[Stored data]
■ ■ ■ ■ ■

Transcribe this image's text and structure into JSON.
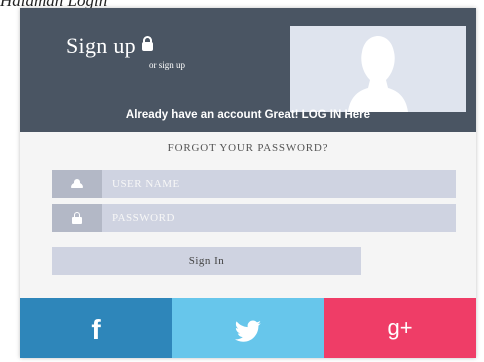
{
  "caption": "Halaman Login",
  "header": {
    "title": "Sign up",
    "subtitle": "or sign up",
    "login_link": "Already have an account Great! LOG IN Here",
    "lock_icon": "lock-icon",
    "avatar_icon": "user-silhouette"
  },
  "form": {
    "forgot_password": "FORGOT YOUR PASSWORD?",
    "username": {
      "placeholder": "USER NAME",
      "value": "",
      "icon": "user-icon"
    },
    "password": {
      "placeholder": "PASSWORD",
      "value": "",
      "icon": "lock-icon"
    },
    "signin_label": "Sign In"
  },
  "social": [
    {
      "name": "facebook",
      "glyph": "f",
      "color": "#2e86ba"
    },
    {
      "name": "twitter",
      "glyph": "twitter-bird",
      "color": "#67c6eb"
    },
    {
      "name": "google-plus",
      "glyph": "g+",
      "color": "#ef3d67"
    }
  ],
  "colors": {
    "header_bg": "#4a5563",
    "field_bg": "#cfd3e1",
    "icon_box_bg": "#b3b8c6",
    "avatar_bg": "#dfe4ee"
  }
}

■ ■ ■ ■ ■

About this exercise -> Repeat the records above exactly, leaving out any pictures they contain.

Response to this exercise ->
Transcribe this image's text and structure into JSON.
{
  "caption": "Halaman Login",
  "header": {
    "title": "Sign up",
    "subtitle": "or sign up",
    "login_link": "Already have an account Great! LOG IN Here",
    "lock_icon": "lock-icon",
    "avatar_icon": "user-silhouette"
  },
  "form": {
    "forgot_password": "FORGOT YOUR PASSWORD?",
    "username": {
      "placeholder": "USER NAME",
      "value": "",
      "icon": "user-icon"
    },
    "password": {
      "placeholder": "PASSWORD",
      "value": "",
      "icon": "lock-icon"
    },
    "signin_label": "Sign In"
  },
  "social": [
    {
      "name": "facebook",
      "glyph": "f",
      "color": "#2e86ba"
    },
    {
      "name": "twitter",
      "glyph": "twitter-bird",
      "color": "#67c6eb"
    },
    {
      "name": "google-plus",
      "glyph": "g+",
      "color": "#ef3d67"
    }
  ],
  "colors": {
    "header_bg": "#4a5563",
    "field_bg": "#cfd3e1",
    "icon_box_bg": "#b3b8c6",
    "avatar_bg": "#dfe4ee"
  }
}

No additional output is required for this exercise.